▶ **What the task asks**
If a line of the material holds the string "sneaker", please copy it.

▶ **Material for the task**
==================================================

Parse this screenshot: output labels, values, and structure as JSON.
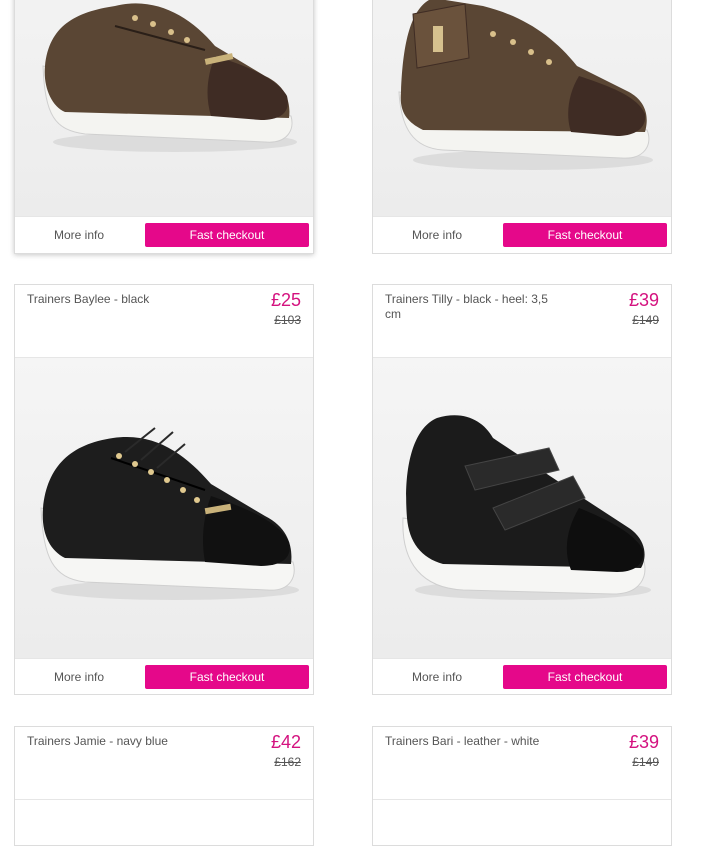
{
  "colors": {
    "accent": "#e5088a",
    "price": "#d4127f",
    "text": "#555555"
  },
  "actions": {
    "more_info": "More info",
    "fast_checkout": "Fast checkout"
  },
  "products": [
    {
      "name": "",
      "price": "",
      "old_price": "",
      "image": "brown-monogram-sneaker-icon"
    },
    {
      "name": "",
      "price": "",
      "old_price": "",
      "image": "brown-monogram-strap-sneaker-icon"
    },
    {
      "name": "Trainers Baylee - black",
      "price": "£25",
      "old_price": "£103",
      "image": "black-lace-up-sneaker-icon"
    },
    {
      "name": "Trainers Tilly - black - heel: 3,5 cm",
      "price": "£39",
      "old_price": "£149",
      "image": "black-strap-sneaker-icon"
    },
    {
      "name": "Trainers Jamie - navy blue",
      "price": "£42",
      "old_price": "£162",
      "image": ""
    },
    {
      "name": "Trainers Bari - leather - white",
      "price": "£39",
      "old_price": "£149",
      "image": ""
    }
  ]
}
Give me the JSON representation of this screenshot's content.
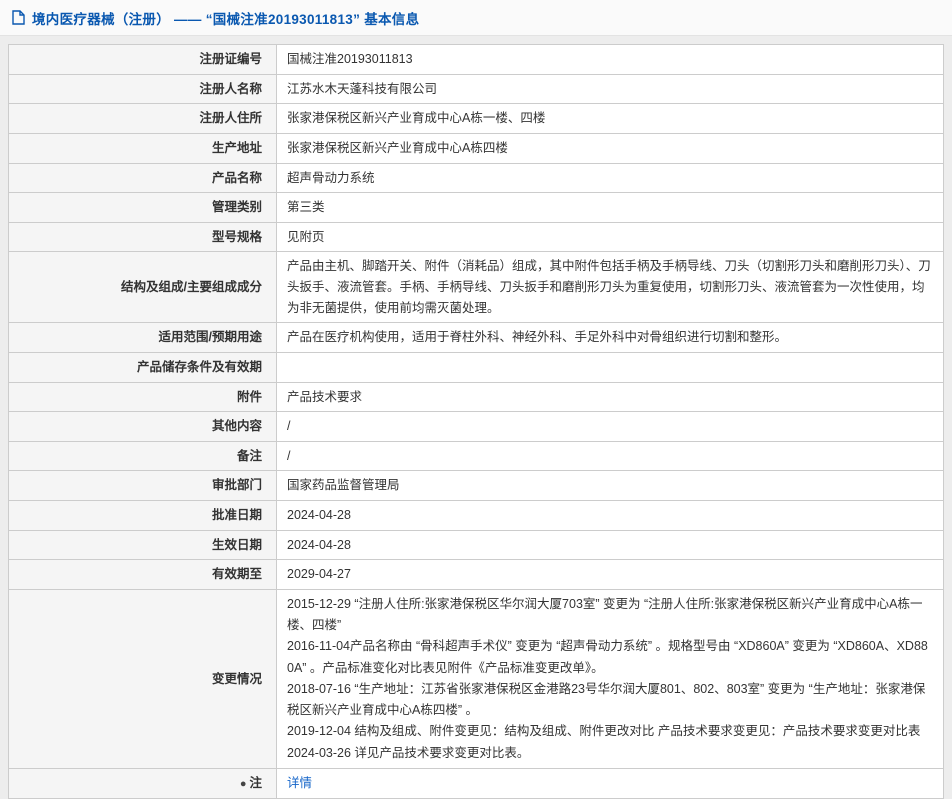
{
  "header": {
    "title": "境内医疗器械（注册） —— “国械注准20193011813” 基本信息",
    "accent_color": "#0a58b0"
  },
  "icons": {
    "note": "●",
    "document": "document-icon"
  },
  "table": {
    "label_bg": "#f5f5f5",
    "border_color": "#cccccc",
    "rows": [
      {
        "label": "注册证编号",
        "value": "国械注准20193011813"
      },
      {
        "label": "注册人名称",
        "value": "江苏水木天蓬科技有限公司"
      },
      {
        "label": "注册人住所",
        "value": "张家港保税区新兴产业育成中心A栋一楼、四楼"
      },
      {
        "label": "生产地址",
        "value": "张家港保税区新兴产业育成中心A栋四楼"
      },
      {
        "label": "产品名称",
        "value": "超声骨动力系统"
      },
      {
        "label": "管理类别",
        "value": "第三类"
      },
      {
        "label": "型号规格",
        "value": "见附页"
      },
      {
        "label": "结构及组成/主要组成成分",
        "value": "产品由主机、脚踏开关、附件（消耗品）组成，其中附件包括手柄及手柄导线、刀头（切割形刀头和磨削形刀头）、刀头扳手、液流管套。手柄、手柄导线、刀头扳手和磨削形刀头为重复使用，切割形刀头、液流管套为一次性使用，均为非无菌提供，使用前均需灭菌处理。",
        "multiline": false
      },
      {
        "label": "适用范围/预期用途",
        "value": "产品在医疗机构使用，适用于脊柱外科、神经外科、手足外科中对骨组织进行切割和整形。"
      },
      {
        "label": "产品储存条件及有效期",
        "value": ""
      },
      {
        "label": "附件",
        "value": "产品技术要求"
      },
      {
        "label": "其他内容",
        "value": "/"
      },
      {
        "label": "备注",
        "value": "/"
      },
      {
        "label": "审批部门",
        "value": "国家药品监督管理局"
      },
      {
        "label": "批准日期",
        "value": "2024-04-28"
      },
      {
        "label": "生效日期",
        "value": "2024-04-28"
      },
      {
        "label": "有效期至",
        "value": "2029-04-27"
      },
      {
        "label": "变更情况",
        "value": "2015-12-29 “注册人住所:张家港保税区华尔润大厦703室” 变更为 “注册人住所:张家港保税区新兴产业育成中心A栋一楼、四楼”\n2016-11-04产品名称由 “骨科超声手术仪” 变更为 “超声骨动力系统” 。规格型号由 “XD860A” 变更为 “XD860A、XD880A” 。产品标准变化对比表见附件《产品标准变更改单》。\n2018-07-16 “生产地址：江苏省张家港保税区金港路23号华尔润大厦801、802、803室” 变更为 “生产地址：张家港保税区新兴产业育成中心A栋四楼” 。\n2019-12-04 结构及组成、附件变更见：结构及组成、附件更改对比 产品技术要求变更见：产品技术要求变更对比表\n2024-03-26 详见产品技术要求变更对比表。",
        "multiline": true
      },
      {
        "label": "注",
        "value": "详情",
        "link": true,
        "label_icon": true
      }
    ]
  }
}
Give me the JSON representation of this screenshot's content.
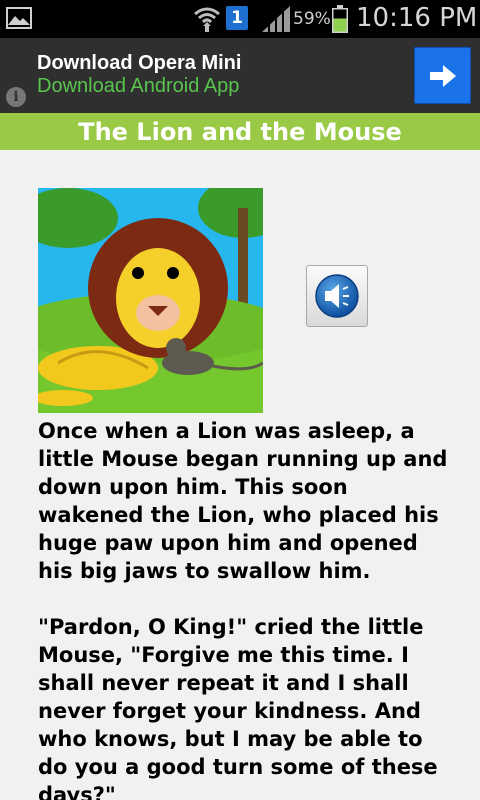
{
  "status_bar": {
    "battery_percent": "59%",
    "time": "10:16 PM",
    "notification_badge": "1",
    "icons": [
      "gallery-icon",
      "wifi-icon",
      "notification-icon",
      "signal-icon",
      "battery-icon"
    ]
  },
  "ad": {
    "title": "Download Opera Mini",
    "subtitle": "Download Android App",
    "info_glyph": "i",
    "accent_color": "#59c44d",
    "button_color": "#1a73e8",
    "button_icon": "arrow-right-icon"
  },
  "header": {
    "title": "The Lion and the Mouse",
    "bar_color": "#9ac945"
  },
  "story": {
    "paragraphs": [
      "Once when a Lion was asleep, a little Mouse began running up and down upon him. This soon wakened the Lion, who placed his huge paw upon him and opened his big jaws to swallow him.",
      "\"Pardon, O King!\" cried the little Mouse, \"Forgive me this time. I shall never repeat it and I shall never forget your kindness. And who knows, but I may be able to do you a good turn some of these days?\""
    ]
  },
  "audio": {
    "icon": "speaker-icon"
  }
}
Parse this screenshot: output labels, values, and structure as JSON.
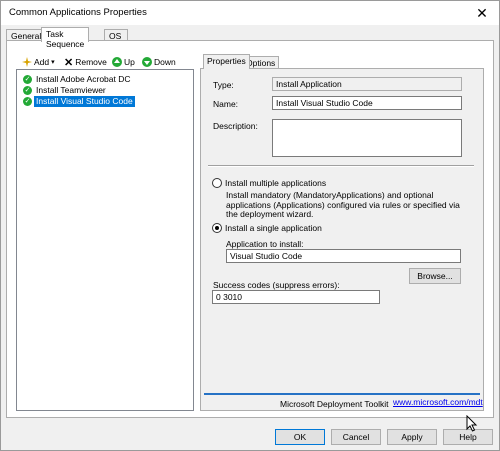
{
  "window": {
    "title": "Common Applications Properties"
  },
  "outer_tabs": [
    {
      "label": "General"
    },
    {
      "label": "Task Sequence"
    },
    {
      "label": "OS Info"
    }
  ],
  "toolbar": {
    "add": "Add",
    "remove": "Remove",
    "up": "Up",
    "down": "Down"
  },
  "tree": [
    {
      "label": "Install Adobe Acrobat DC",
      "selected": false
    },
    {
      "label": "Install Teamviewer",
      "selected": false
    },
    {
      "label": "Install Visual Studio Code",
      "selected": true
    }
  ],
  "inner_tabs": [
    {
      "label": "Properties"
    },
    {
      "label": "Options"
    }
  ],
  "properties": {
    "type_label": "Type:",
    "type_value": "Install Application",
    "name_label": "Name:",
    "name_value": "Install Visual Studio Code",
    "description_label": "Description:",
    "description_value": "",
    "radio_multiple": "Install multiple applications",
    "radio_multiple_desc": "Install mandatory (MandatoryApplications) and optional applications (Applications) configured via rules or specified via the deployment wizard.",
    "radio_single": "Install a single application",
    "app_to_install_label": "Application to install:",
    "app_to_install_value": "Visual Studio Code",
    "browse": "Browse...",
    "success_codes_label": "Success codes (suppress errors):",
    "success_codes_value": "0 3010",
    "footer_text": "Microsoft Deployment Toolkit",
    "footer_link": "www.microsoft.com/mdt"
  },
  "buttons": {
    "ok": "OK",
    "cancel": "Cancel",
    "apply": "Apply",
    "help": "Help"
  },
  "colors": {
    "accent": "#0078d7",
    "check": "#23a936",
    "link": "#0000ee"
  }
}
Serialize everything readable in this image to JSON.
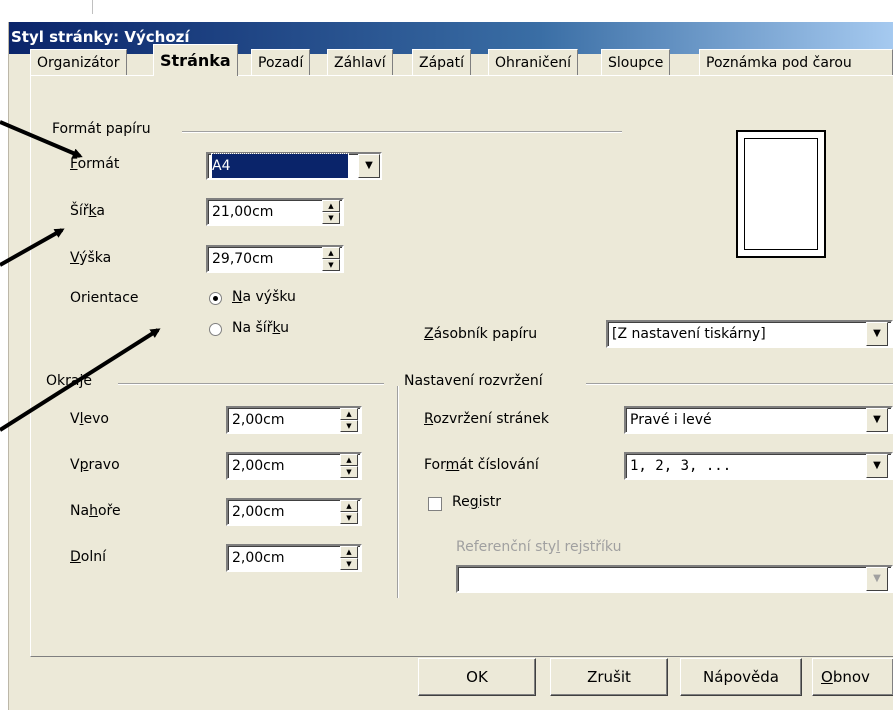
{
  "dialog": {
    "title": "Styl stránky: Výchozí",
    "tabs": [
      "Organizátor",
      "Stránka",
      "Pozadí",
      "Záhlaví",
      "Zápatí",
      "Ohraničení",
      "Sloupce",
      "Poznámka pod čarou"
    ],
    "active_tab": "Stránka"
  },
  "paper_format": {
    "group_label": "Formát papíru",
    "format_label_first": "F",
    "format_label_rest": "ormát",
    "format_value": "A4",
    "width_label_a": "Šíř",
    "width_label_u": "k",
    "width_label_b": "a",
    "width_value": "21,00cm",
    "height_label_u": "V",
    "height_label_rest": "ýška",
    "height_value": "29,70cm",
    "orientation_label": "Orientace",
    "portrait_u": "N",
    "portrait_rest": "a výšku",
    "landscape_a": "Na šíř",
    "landscape_u": "k",
    "landscape_b": "u",
    "orientation_selected": "portrait",
    "tray_u": "Z",
    "tray_rest": "ásobník papíru",
    "tray_value": "[Z nastavení tiskárny]"
  },
  "margins": {
    "group_label": "Okraje",
    "left_a": "V",
    "left_u": "l",
    "left_b": "evo",
    "left_value": "2,00cm",
    "right_a": "V",
    "right_u": "p",
    "right_b": "ravo",
    "right_value": "2,00cm",
    "top_a": "Na",
    "top_u": "h",
    "top_b": "oře",
    "top_value": "2,00cm",
    "bottom_u": "D",
    "bottom_rest": "olní",
    "bottom_value": "2,00cm"
  },
  "layout": {
    "group_label": "Nastavení rozvržení",
    "page_layout_u": "R",
    "page_layout_rest": "ozvržení stránek",
    "page_layout_value": "Pravé i levé",
    "numbering_a": "For",
    "numbering_u": "m",
    "numbering_b": "át číslování",
    "numbering_value": "1, 2, 3, ...",
    "register_a": "Re",
    "register_u": "g",
    "register_b": "istr",
    "register_checked": false,
    "ref_style_a": "Referenční sty",
    "ref_style_u": "l",
    "ref_style_b": " rejstříku",
    "ref_style_value": ""
  },
  "buttons": {
    "ok": "OK",
    "cancel": "Zrušit",
    "help": "Nápověda",
    "reset_u": "O",
    "reset_rest": "bnov"
  },
  "icons": {
    "dropdown": "triangle-down-icon",
    "spin_up": "triangle-up-icon",
    "spin_down": "triangle-down-icon",
    "arrow": "annotation-arrow"
  }
}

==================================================

▶ **Your response**
      "image": "brown-monogram-sneaker-icon"
      "image": "brown-monogram-strap-sneaker-icon"
      "image": "black-lace-up-sneaker-icon"
      "image": "black-strap-sneaker-icon"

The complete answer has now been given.